Development Towards Sustainable Ironmaking
The IronArc Process
Time: Fri 2020-12-18 14.00
Subject area: Materials Science and Engineering
Doctoral student: Jonas Svantesson , Processer
Opponent: PhD Robert Eriksson, Jernkontoret
Supervisor: Universitets lektor Mikael Ersson, Materialvetenskap
The IronArc process is a novel process for a more sustainable production of liquid pig iron using electricity for heating and hydrocarbons for reduction. This thesis aims to facilitate its use by investigating possible refractory solutions and the gas blowing in the process which is done by a plasma generator.
The process involves a slag with a high FeO content of 90 wt % and gangue content of approximately 5 wt % SiO2 and 5 wt % CaO. The interaction between such a slag and refractories of MgO, Al2O3, Cr2O3, SiC, ASZ,and C was investigated by high temperature experiments at 1700 K and by thermodynamic calculations in Thermo-calc and FactSage. In the high temperature experiments it was found that all of the studied refractory materials experienced signicant wear after 3 h, but the MgO-Al2O3 spinel refractories were the least affected. The thermodynamic calculations show fair agreement to the experiments, with the exception for the Cr2O3-spinel refractory which performed much worse than predicted by thermodynamic equilibrium calculations. It was concluded that the thermodynamic equilibrium calculations in Thermo-calc and Factsage can be used as an indicator for the stability of a refractory material, but with varying accuracy depending on the quality of the data in the database used.
Since industrial refractory materials are not viable as refractory for the IronArc process a freeze-lining approach was evaluated by using CFD in ANSYS Fluent. The flow of a slag was simulated through two different designs of slag runner to investigate how well a freeze-lining protects the walls in a region with rapid flow and the cooling required to form and maintain said freeze-lining. It was found that the enthalpy porosity model in ANSYS Fluent in combination with the RSM turbulence model accurately predicts the thickness of a freeze lining when validated against experiments in the CaCl2-H2O system. For optimal protection of the refractory walls the reactor and runner should be designed to minimize the movement close to the walls as high near-wall turbulence will reduce the thickness and stability of the freeze-lining, leading to greater cooling requirements to maintain afreeze-lining.
The IronArc process uses a plasma generator to supply heat to the reactor using electricity. By blowing gas and hydrocarbons through an electric arc, superheated gas is formed which when injected into the reactor provides both stirring and heating for the process. To study the behavior of the injected gas a simulation model was developed in OpenFOAM. The model for simulating gas blowing was tested in both incompressible and compressible simulations in the air-water system which were veried against an experimental study in the air-water system and found good agreement. The simulations of the plasma generator blowing were done in the compressible model to account for the high temperature and pressure present in the IronArc process.

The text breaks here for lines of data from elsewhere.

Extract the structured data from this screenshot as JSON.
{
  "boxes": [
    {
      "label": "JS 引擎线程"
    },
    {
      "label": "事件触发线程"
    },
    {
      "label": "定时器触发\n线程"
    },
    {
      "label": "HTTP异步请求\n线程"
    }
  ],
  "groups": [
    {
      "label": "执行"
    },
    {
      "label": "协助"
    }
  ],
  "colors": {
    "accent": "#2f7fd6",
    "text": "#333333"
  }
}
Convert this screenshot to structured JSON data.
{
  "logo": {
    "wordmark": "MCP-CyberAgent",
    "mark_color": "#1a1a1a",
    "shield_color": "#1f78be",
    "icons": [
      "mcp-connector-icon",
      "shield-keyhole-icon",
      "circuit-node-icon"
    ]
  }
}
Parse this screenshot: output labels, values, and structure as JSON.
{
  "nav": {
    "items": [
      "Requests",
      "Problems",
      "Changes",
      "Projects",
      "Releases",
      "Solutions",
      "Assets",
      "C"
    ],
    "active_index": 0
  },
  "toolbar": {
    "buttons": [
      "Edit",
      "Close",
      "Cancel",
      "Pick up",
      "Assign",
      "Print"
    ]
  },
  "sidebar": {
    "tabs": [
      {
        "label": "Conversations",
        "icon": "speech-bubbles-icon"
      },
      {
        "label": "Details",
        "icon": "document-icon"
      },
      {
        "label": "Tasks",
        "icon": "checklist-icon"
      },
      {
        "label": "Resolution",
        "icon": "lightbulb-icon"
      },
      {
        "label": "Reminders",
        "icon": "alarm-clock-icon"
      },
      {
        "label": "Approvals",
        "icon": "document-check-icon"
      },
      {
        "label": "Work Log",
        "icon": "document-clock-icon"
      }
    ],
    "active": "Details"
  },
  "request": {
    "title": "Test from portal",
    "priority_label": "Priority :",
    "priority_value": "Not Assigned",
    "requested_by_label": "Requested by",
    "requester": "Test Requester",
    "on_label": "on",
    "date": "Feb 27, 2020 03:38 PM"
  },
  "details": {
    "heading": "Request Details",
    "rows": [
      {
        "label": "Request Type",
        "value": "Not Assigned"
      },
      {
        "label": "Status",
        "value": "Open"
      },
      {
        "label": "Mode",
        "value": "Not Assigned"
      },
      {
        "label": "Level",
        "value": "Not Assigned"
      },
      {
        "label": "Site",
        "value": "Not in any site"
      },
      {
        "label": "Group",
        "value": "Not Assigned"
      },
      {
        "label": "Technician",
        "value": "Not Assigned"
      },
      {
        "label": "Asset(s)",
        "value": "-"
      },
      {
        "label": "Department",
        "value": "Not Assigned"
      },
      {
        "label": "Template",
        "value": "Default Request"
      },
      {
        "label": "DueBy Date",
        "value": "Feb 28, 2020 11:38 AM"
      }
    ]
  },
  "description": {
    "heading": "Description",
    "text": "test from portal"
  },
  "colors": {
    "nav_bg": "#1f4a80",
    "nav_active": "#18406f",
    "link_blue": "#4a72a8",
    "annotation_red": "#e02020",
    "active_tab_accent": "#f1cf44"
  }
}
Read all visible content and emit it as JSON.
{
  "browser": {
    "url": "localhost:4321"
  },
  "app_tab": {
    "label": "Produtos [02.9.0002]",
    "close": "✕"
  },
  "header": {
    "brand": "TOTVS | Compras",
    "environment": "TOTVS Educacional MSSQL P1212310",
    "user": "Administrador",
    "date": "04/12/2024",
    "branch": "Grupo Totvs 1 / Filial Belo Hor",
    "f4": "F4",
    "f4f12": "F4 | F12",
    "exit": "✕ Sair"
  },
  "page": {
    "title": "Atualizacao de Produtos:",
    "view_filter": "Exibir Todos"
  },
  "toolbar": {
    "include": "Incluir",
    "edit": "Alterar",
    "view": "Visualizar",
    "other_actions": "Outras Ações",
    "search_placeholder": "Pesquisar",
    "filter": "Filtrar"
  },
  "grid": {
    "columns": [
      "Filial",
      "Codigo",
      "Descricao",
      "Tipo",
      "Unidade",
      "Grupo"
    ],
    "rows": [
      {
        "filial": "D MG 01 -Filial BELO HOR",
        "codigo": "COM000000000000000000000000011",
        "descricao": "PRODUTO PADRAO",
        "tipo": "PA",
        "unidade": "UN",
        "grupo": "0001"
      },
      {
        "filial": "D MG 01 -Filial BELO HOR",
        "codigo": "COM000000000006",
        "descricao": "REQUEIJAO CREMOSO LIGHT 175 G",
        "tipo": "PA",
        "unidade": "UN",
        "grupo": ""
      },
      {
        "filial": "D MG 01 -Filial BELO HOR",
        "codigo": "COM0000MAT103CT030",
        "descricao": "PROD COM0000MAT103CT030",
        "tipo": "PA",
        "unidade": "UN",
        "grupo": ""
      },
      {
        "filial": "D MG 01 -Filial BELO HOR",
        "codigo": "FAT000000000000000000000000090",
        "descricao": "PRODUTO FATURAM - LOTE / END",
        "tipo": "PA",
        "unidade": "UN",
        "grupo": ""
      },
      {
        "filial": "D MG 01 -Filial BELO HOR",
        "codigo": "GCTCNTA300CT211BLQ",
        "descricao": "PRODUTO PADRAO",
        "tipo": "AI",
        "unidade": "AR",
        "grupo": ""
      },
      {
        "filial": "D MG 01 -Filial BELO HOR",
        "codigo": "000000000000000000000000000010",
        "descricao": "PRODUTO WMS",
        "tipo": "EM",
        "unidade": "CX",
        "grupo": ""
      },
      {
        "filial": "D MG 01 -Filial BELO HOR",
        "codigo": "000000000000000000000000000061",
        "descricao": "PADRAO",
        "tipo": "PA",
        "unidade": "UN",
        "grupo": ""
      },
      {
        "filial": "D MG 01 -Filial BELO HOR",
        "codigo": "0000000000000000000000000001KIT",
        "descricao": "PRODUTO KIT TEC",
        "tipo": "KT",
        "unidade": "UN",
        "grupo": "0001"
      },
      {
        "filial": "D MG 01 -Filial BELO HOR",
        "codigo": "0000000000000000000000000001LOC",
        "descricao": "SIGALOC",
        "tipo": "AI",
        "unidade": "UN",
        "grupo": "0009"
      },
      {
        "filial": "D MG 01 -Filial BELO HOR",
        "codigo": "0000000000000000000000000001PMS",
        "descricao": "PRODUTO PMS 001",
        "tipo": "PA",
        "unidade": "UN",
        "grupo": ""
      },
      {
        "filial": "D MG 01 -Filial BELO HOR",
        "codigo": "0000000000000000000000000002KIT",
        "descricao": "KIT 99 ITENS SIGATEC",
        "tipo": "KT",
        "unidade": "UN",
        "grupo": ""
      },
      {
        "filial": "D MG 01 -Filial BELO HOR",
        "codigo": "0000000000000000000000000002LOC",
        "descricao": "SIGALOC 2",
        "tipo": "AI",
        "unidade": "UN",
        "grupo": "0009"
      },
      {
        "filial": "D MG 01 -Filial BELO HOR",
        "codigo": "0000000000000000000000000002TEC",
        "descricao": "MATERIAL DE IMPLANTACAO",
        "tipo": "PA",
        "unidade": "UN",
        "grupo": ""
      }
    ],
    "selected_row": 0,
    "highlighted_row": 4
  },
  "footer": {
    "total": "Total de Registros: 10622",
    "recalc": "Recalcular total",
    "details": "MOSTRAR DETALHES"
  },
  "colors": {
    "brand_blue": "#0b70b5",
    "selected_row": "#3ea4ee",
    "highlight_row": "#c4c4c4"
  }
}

It was found that the stability of the gas blowing is dependent on the Froude number where low values cause an unstable and pulsating plume and higher values produce a more stable jet. It was also found that the empirical equation for penetration length is only valid for gas blowing with suciently high Froude numbers to produce a jetting behavior. It was found that the transition from pulsating to steady jetting in the IronArc system occurred around Froude numbers of 300 and higher values further increased the stability of the jet. For gas blowing below the transition region, the penetration length of the unstable and pulsating jet will be severely underpredicted by the empirical equation. This behavior must be considered when designing the gas blowing system for the IronArc process as the gas penetration length will signicantly influence the stirring in the reactor. Additionally, a pulsating and unstable jet produces large bubbles which risk coming in contact with the refractory walls which in previous studies has been shown to be very detrimental to the refractory lifetime. A decrease of the inlet diameter for the gas blowing increases the Froude number and the stability of the jet.
By implementing the proposed refractory protection by freeze-lining and the small changes to the plasma generator inlet diameter the IronArc process can be developed into a promising industrial process capable of producing liquid pig iron in a more sustainable way.